This is the first in a series of articles discussing the health effects of energy drinks and related products.
Did you know energy drinks have added ingredients in amounts not yet tested for safety? Or that energy drinks can lead to high blood pressure, dehydration and heat illness?
Yes, energy drinks and shots – those pick me up, speed me up, carry me through the “morning after” products that are very popular – could wreak havoc with your health. Whatever their form – beverages, shots, mints, coffee additives – these potent stimulants have stirred controversy and raised concern about their safety. In the name of health and safety, athletic organizations and employers alike have begun to discourage or even ban their use.
Energy drinks and shots are not the same as sports drinks like Gatorade, Powerade or All Sport that have no stimulants in them. However, the American Beverage Association lists energy drinks in the same “functional beverage” category as sports drinks. The functional beverage title means the manufacturer of the beverage or shot alleges it has a health benefit such as increasing energy or replenishing fluids. However, energy drinks and shots are not yet defined by regulatory agencies in the United States and, therefore, are not under any regulatory control. Healthcare professionals, parents and politicians have raised questions about their safety, and wrongful death lawsuits are currently working their way through the legal system.
Energy drinks in the U.S. stem from a reformulated version of a supplement called “Krating Daeng” sold in Thailand since the 1960s. The reformulated version, introduced to Austria as “Red Bull” in 1987 and the United States in 1997, has become very popular, and many other brands have arisen since that time. In 2012, U.S. energy drink and energy shot sales climbed to $12.5 billion (yes, with a b) and still higher in 2013. Even with the lawsuits and legal fees, the energy drink market has been very profitable with the two leaders alone (Red Bull and Monster) raking in a whopping $746 million in net profits for 2012.
If you read food labels, you may have noticed some differences in energy drink labeling. Some energy drink manufacturers use “Supplement Facts” panels on their products while others opt for “Nutrition Facts” panels (see Table A). “Nutrition Facts” panels on energy drinks exempt manufacturers from reporting adverse health events to the Food and Drug Administration (FDA) and allow the purchase of energy drinks with food assistance money.
According to the FDA, “One way to distinguish dietary supplements from conventional foods is by looking at the nutrition information on the label of the product. Conventional foods must have a ‘Nutrition Facts’ panel on their labels, but dietary supplements must have a ‘Supplement Facts’ panel.”
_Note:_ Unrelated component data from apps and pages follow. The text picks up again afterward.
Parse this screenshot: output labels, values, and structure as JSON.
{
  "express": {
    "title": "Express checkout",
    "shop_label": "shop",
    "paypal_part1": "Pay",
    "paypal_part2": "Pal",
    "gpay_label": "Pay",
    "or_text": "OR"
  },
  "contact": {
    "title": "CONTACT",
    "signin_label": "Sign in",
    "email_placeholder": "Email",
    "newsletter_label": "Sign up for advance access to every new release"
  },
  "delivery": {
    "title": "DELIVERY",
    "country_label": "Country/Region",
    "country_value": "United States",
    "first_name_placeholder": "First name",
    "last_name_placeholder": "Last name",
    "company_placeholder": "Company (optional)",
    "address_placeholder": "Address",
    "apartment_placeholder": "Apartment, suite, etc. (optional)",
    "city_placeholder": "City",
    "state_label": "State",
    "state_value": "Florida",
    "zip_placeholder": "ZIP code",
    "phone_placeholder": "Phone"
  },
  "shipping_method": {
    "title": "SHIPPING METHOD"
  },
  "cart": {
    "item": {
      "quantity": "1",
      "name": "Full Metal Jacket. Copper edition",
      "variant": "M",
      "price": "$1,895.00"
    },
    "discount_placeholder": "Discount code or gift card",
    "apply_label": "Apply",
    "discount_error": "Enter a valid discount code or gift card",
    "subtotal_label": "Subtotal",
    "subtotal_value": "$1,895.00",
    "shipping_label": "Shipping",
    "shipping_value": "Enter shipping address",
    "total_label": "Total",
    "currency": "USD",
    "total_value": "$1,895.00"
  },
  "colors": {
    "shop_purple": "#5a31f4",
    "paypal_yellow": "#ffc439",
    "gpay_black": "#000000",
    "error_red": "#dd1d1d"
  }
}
Energy drink labels are unclear because of the lack of regulation. Many ingredients in energy drinks are “proprietary,” and details are often not disclosed or may not be accurate. For example, some have 20 percent more caffeine than disclosed on the label.
It is up to the manufacturer to decide whether to list “nutrition facts” or “supplemental facts” on the label, and only benefits – not the potential harmful effects – are highlighted. The next articles in this series will discuss in more detail the adverse health effects of energy drinks, what is really in the can or bottle and safer alternatives to get an energy boost.
|Require “Nutrition Facts” Label||Require “Supplement Facts” Label|
|FDA defines conventional food as:||FDA defines a supplement as:|
|Energy Drinks with “Nutrition Facts” Labels:||Energy Drinks with “Supplement Facts” Lables:|
[Kim Dennison is the Medical Professional for the Michigan Laborers’ Training and Apprenticeship Institute located in Perry, MI.]